apart to opposite ends of the cell and a new nucleus will form around each group of chromatids
during telophase. Cytokinesis takes place when the cleavage furrow permanently separate
the cytoplasm into two daughter cells. (differentiate between a chromatid, sister
chromatids, chromosomes and homologous chromosomes) -
Because the DNA is replicated (copied) during the S-phase of interphase, the two daughter
cells the are the result of the process of mitosis will carry identical genetic material.
- Mitosis serves multiple functions in the body.
Firstly, it’s how multicellular organisms grow in size. Have you ever stopped to consider
that you were once an embryo made of a single cell? How did you arrive at your current 50
trillion cells? One mitotic cycle at a time! One became two, two became four, four became
eight, and so on! So mitosis helps adult organisms grow, as
well as during embryonic development. As the embryo develops, however, not only do the
number of cells increase, they also begin to specialize into functions in separate tissues,
which you saw in topic 2.1 is called ‘cell differentiation’.
Mitosis is also responsible for tissue repair. A good example is the multiplication of muscle
cells to repair the muscle in an injured athlete.

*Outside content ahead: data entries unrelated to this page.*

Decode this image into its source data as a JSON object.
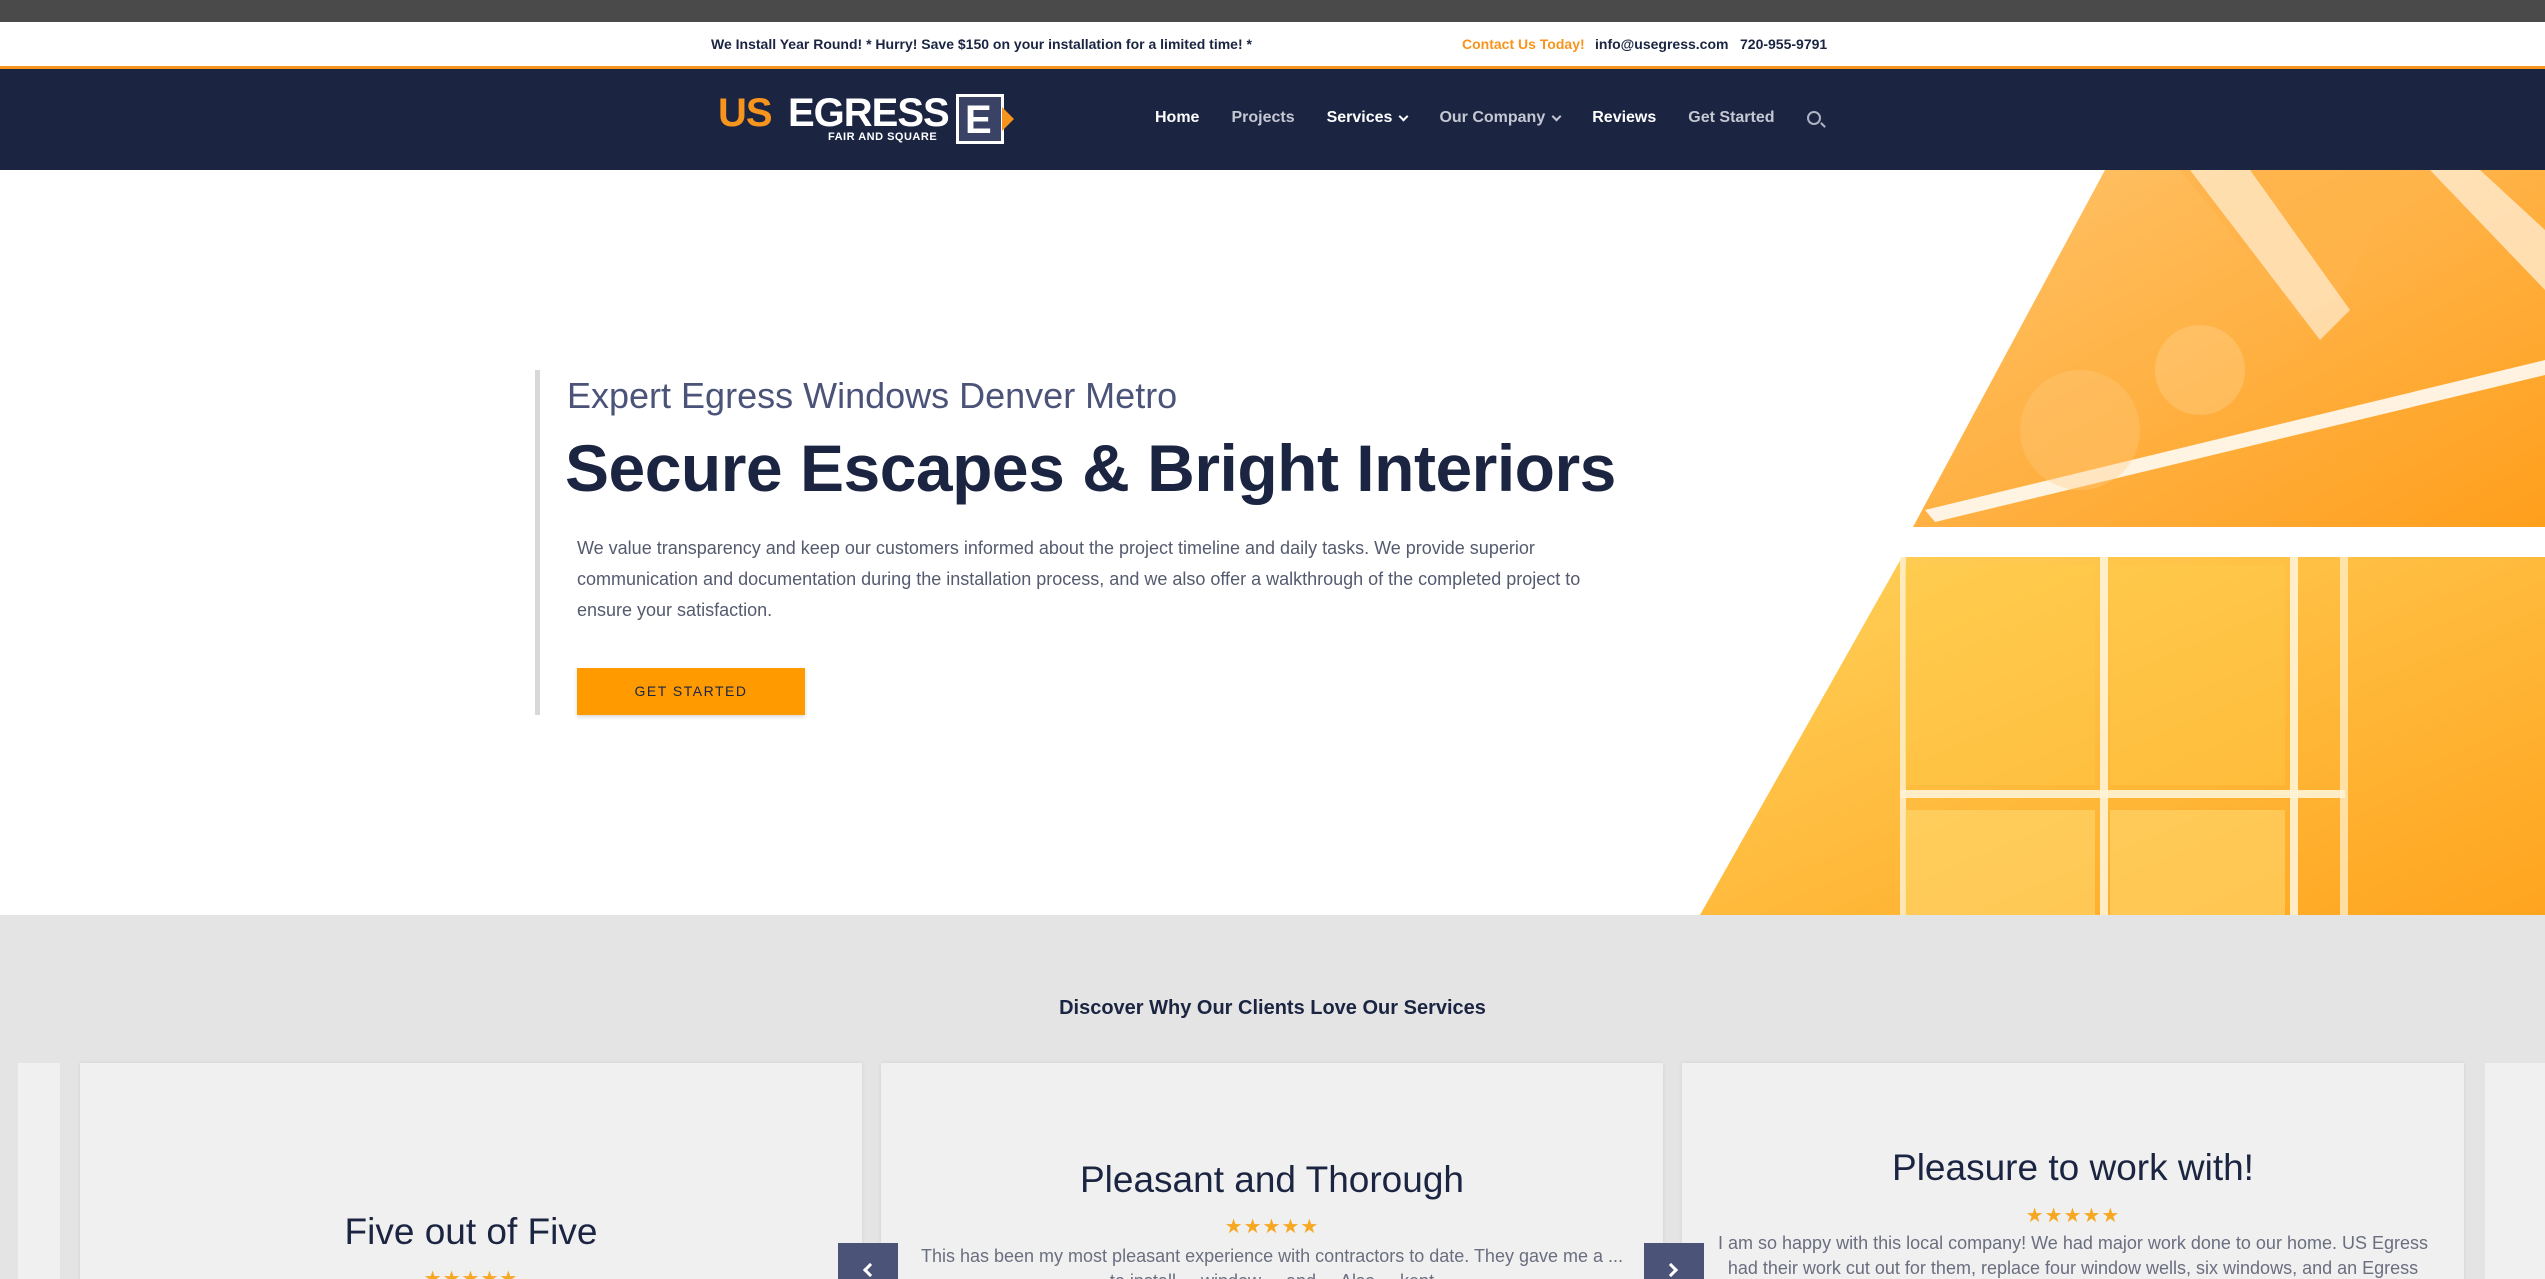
{
  "topbar": {
    "promo": "We Install Year Round! * Hurry! Save $150 on your installation for a limited time! *",
    "contact_cta": "Contact Us Today!",
    "email": "info@usegress.com",
    "phone": "720-955-9791"
  },
  "logo": {
    "us": "US",
    "egress": "EGRESS",
    "tagline": "FAIR AND SQUARE",
    "mark": "E"
  },
  "nav": {
    "items": [
      {
        "label": "Home"
      },
      {
        "label": "Projects"
      },
      {
        "label": "Services"
      },
      {
        "label": "Our Company"
      },
      {
        "label": "Reviews"
      },
      {
        "label": "Get Started"
      }
    ]
  },
  "hero": {
    "eyebrow": "Expert Egress Windows Denver Metro",
    "headline": "Secure Escapes & Bright Interiors",
    "body": "We value transparency and keep our customers informed about the project timeline and daily tasks. We provide superior communication and documentation during the installation process, and we also offer a walkthrough of the completed project to ensure your satisfaction.",
    "cta": "GET STARTED"
  },
  "reviews": {
    "heading": "Discover Why Our Clients Love Our Services",
    "cards": [
      {
        "title": "Five out of Five",
        "stars": "★★★★★",
        "text": ""
      },
      {
        "title": "Pleasant and Thorough",
        "stars": "★★★★★",
        "text": "This has been my most pleasant experience with contractors to date. They gave me a ... to install ... window ... and ... Also ... kept"
      },
      {
        "title": "Pleasure to work with!",
        "stars": "★★★★★",
        "text": "I am so happy with this local company! We had major work done to our home. US Egress had their work cut out for them, replace four window wells, six windows, and an Egress"
      }
    ]
  },
  "colors": {
    "navy": "#1b2542",
    "accent": "#f7941d",
    "button": "#ff9a00",
    "reviews_bg": "#e4e4e4"
  },
  "icons": [
    "search-icon",
    "chevron-down-icon",
    "chevron-left-icon",
    "chevron-right-icon",
    "star-icon"
  ]
}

Some organisms are also able to reproduce
asexually, in a process called budding. These are natural clones acquired through mitosis.
Sea stars, anemonae, sponges and hydra are example of animals that reproduce this way.